In September 1987, the director of Mad Max told in Première that he loved directing Jack Nicholson. Flashback.
After passing by Sunday night with the evil Claus Von Bülow, played by Jeremy Irons, make way for the Devil himself: Jack Nicholson returns this evening on Arte in The Witches of Eastwick. A highly successful adaptation of John Updike’s eponymous book by george miller (madmax), whose three heroines are played by Expensive, Susan Sarandon and Michelle Pfeiffer. They embody mischievous and independent young women, who languish in the very puritanical little town of Eastwick where many witches accused of trading with the Devil were once burned. Our three beauties get together every weekend and happily chatter away about everyone and everything. Until the day when an extravagant character, a certain Daryl van Horne, settles in the most sumptuous residence in the city…

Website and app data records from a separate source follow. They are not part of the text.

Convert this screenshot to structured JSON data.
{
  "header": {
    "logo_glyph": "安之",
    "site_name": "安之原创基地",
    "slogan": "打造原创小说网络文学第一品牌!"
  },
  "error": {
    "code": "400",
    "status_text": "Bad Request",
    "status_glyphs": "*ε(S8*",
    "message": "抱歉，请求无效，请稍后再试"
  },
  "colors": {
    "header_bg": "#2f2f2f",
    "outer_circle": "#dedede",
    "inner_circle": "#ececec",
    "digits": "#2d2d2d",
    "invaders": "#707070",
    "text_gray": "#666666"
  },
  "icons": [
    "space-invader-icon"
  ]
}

When it was released in 1987, First was full of praise for this rich work. It should have originally been worn by Bill Murray, but after seeing Nicholson’s extraordinary performance, it’s hard to imagine anyone else in the role! Here is an excerpt from Michèle Halberstadt’s review: “The Witches of Eastwick is a frankly funny comedy where the characters owe a lot to the charm of their interpreters. The three witches are beautiful and witty, each in her own way. As for the Devil, he does Nicholson, that is to say he does tons of it, but all with such panache, such jubilation, that we let ourselves be bewitched.

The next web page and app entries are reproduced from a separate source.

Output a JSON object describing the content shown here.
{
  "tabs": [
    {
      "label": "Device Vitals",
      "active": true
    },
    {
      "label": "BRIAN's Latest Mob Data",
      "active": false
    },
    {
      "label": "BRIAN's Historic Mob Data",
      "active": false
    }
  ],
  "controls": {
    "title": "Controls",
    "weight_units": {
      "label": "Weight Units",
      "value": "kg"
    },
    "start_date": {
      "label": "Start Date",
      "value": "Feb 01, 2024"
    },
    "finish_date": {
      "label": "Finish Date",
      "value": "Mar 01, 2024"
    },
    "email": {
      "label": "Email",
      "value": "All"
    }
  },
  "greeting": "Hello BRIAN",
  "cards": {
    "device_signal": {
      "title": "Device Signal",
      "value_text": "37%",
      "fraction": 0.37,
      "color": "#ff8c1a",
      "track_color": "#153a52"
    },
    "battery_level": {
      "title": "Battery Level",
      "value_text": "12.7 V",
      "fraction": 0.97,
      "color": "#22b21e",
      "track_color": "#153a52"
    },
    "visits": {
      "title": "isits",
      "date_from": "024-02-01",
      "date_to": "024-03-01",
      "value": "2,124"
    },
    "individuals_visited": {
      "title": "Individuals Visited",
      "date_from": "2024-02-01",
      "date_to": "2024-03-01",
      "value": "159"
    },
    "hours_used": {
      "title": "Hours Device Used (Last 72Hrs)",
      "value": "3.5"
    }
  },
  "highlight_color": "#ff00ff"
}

Jack Nicholson gives the full measure of his talent in For the worse and for the better [critique]
A few pages later, during a long portrait of George Miller, the Australian filmmaker explained why this actor had been obvious for this role in particular: “I should have understood him by looking at his acting choices. His way of interpreting characters that go against fashion, for an actor of his age, cannot be misleading. You can’t play like that, give yourself totally to his profession, without possessing a great inner beauty. I discovered someone extremely wise and profoundly kind. No other American actor is today capable of playing this role. In order to find the right tone of Van Horne, we worked closely together. We ended up agreeing that he was a Devil closer to the pre-Christian conception of the demon, less satanic than in the imaginary that was later imposed Jack is extraordinary (…) He who has made so many films is still in love with his job and just as enthusiastic. He has no fear, no prejudice, unlike many actors who, as they grow older , try to protect themselves by making more timorous choices. it’s the contrary. And in addition, he has achieved a breathtaking technical mastery of acting. If there was a perfect world, Jack would be the perfect actor.”

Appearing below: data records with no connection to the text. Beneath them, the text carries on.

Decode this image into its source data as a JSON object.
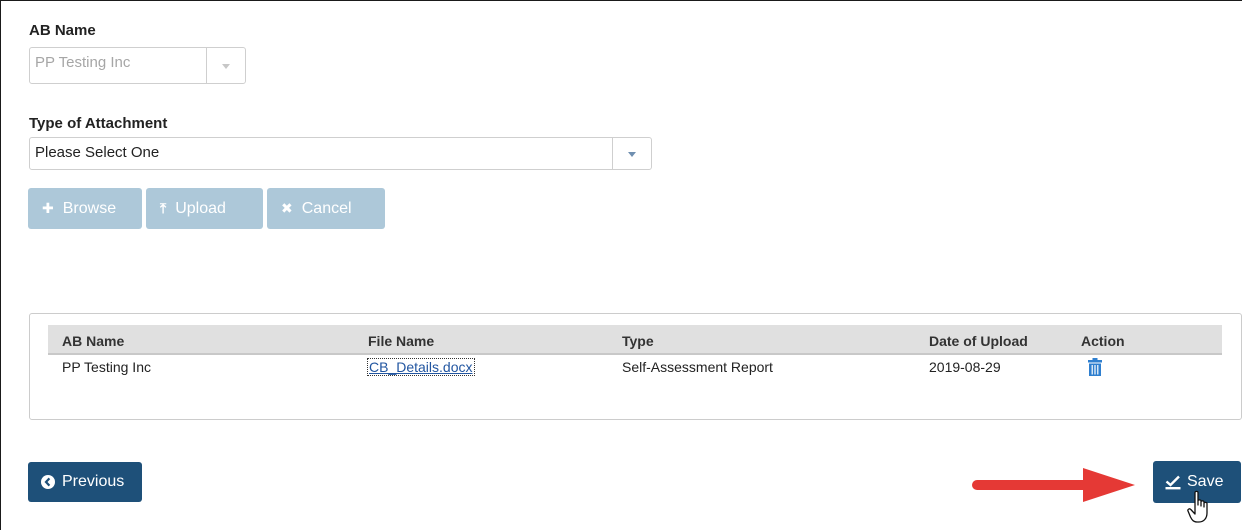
{
  "ab_name": {
    "label": "AB Name",
    "value": "PP Testing Inc"
  },
  "attachment_type": {
    "label": "Type of Attachment",
    "value": "Please Select One"
  },
  "upload_buttons": {
    "browse": "Browse",
    "upload": "Upload",
    "cancel": "Cancel"
  },
  "table": {
    "headers": [
      "AB Name",
      "File Name",
      "Type",
      "Date of Upload",
      "Action"
    ],
    "rows": [
      {
        "ab_name": "PP Testing Inc",
        "file_name": "CB_Details.docx",
        "type": "Self-Assessment Report",
        "date": "2019-08-29",
        "action_icon": "trash-icon"
      }
    ]
  },
  "footer": {
    "previous": "Previous",
    "save": "Save"
  },
  "colors": {
    "primary": "#1e5079",
    "disabled_button": "#adc8d9",
    "annotation_arrow": "#e53935",
    "link": "#2155a0"
  }
}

When Robert Downey Jr. was trying to get Jack Nicholson out of retirement